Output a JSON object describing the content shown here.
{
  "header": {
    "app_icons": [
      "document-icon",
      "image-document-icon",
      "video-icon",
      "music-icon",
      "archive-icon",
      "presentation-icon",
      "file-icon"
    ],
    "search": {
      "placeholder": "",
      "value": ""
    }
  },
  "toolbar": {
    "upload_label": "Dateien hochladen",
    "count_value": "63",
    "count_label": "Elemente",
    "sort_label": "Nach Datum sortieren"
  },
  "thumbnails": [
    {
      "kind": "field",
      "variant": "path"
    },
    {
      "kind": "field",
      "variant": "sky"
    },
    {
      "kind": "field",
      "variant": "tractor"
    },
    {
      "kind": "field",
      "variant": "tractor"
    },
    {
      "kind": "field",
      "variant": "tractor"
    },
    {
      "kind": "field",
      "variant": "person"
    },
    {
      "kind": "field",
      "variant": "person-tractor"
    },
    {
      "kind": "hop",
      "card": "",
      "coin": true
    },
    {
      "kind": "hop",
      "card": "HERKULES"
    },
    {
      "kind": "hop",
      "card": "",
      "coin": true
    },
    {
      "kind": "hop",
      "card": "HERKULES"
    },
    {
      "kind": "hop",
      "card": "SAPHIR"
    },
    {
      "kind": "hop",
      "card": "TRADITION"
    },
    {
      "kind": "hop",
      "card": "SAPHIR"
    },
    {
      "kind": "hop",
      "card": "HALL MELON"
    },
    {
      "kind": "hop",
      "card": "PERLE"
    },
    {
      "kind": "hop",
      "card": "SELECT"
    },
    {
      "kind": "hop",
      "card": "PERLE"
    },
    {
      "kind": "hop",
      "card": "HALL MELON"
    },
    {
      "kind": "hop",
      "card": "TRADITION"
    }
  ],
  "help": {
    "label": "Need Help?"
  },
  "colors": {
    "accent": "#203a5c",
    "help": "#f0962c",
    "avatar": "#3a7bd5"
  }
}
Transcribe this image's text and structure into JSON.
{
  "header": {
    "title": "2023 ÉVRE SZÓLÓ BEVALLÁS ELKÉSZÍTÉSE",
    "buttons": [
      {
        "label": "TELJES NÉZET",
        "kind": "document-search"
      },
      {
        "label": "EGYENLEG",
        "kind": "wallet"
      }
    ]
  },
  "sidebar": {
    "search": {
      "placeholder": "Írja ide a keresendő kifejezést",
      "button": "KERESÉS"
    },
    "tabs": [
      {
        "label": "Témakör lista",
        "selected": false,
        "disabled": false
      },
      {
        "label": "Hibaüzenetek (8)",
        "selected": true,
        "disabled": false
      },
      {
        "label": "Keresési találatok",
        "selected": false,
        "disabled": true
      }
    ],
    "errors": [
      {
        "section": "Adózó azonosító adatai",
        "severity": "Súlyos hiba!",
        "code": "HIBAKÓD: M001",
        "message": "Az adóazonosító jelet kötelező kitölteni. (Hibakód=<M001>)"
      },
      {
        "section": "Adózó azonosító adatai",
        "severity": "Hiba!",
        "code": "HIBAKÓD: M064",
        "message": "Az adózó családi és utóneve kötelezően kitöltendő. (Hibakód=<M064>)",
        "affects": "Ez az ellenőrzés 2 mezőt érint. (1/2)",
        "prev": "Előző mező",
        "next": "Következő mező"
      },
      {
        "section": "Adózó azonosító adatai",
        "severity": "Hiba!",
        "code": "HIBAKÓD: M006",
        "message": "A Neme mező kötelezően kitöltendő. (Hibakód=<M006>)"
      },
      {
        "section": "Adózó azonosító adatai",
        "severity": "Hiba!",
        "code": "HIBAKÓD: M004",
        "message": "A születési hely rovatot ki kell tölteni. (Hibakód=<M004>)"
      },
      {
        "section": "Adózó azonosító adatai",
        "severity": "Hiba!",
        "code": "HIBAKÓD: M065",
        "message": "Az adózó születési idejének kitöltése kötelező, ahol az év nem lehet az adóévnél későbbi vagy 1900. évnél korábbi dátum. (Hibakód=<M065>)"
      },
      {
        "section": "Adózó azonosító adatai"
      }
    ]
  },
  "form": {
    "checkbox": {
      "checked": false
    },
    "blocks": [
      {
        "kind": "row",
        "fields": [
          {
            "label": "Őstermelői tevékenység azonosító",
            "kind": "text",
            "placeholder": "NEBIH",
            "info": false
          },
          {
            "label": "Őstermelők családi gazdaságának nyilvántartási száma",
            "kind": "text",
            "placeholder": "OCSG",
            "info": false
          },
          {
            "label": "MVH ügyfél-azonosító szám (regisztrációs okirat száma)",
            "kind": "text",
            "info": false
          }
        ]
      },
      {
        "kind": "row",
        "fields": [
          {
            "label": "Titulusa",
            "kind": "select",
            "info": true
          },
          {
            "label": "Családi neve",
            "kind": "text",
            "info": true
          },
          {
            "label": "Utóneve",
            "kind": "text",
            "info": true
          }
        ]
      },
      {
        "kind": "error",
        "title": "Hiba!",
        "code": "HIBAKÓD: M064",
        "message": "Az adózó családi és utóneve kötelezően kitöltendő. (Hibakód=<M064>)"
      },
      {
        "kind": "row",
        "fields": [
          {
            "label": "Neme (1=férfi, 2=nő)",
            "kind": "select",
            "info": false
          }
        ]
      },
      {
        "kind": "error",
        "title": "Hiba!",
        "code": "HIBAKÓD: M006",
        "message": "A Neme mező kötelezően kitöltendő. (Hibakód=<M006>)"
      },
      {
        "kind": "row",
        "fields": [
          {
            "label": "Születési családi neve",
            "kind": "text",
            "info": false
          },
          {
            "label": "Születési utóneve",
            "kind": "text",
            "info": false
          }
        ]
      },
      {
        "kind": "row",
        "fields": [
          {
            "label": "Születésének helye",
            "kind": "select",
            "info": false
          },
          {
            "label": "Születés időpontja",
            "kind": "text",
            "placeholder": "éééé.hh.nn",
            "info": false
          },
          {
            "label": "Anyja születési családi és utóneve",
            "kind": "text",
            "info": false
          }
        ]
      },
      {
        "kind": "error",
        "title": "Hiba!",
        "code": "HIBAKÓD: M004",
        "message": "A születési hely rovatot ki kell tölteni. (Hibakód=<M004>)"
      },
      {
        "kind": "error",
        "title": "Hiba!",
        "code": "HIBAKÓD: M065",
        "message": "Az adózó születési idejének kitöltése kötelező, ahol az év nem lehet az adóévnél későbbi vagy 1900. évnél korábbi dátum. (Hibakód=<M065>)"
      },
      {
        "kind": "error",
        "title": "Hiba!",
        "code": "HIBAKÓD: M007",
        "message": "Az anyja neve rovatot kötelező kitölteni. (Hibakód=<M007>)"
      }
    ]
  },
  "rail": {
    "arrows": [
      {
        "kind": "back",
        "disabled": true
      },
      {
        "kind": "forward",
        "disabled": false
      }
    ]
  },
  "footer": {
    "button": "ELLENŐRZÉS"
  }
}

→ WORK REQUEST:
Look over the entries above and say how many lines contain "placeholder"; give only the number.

→ SOLUTION BELOW:
5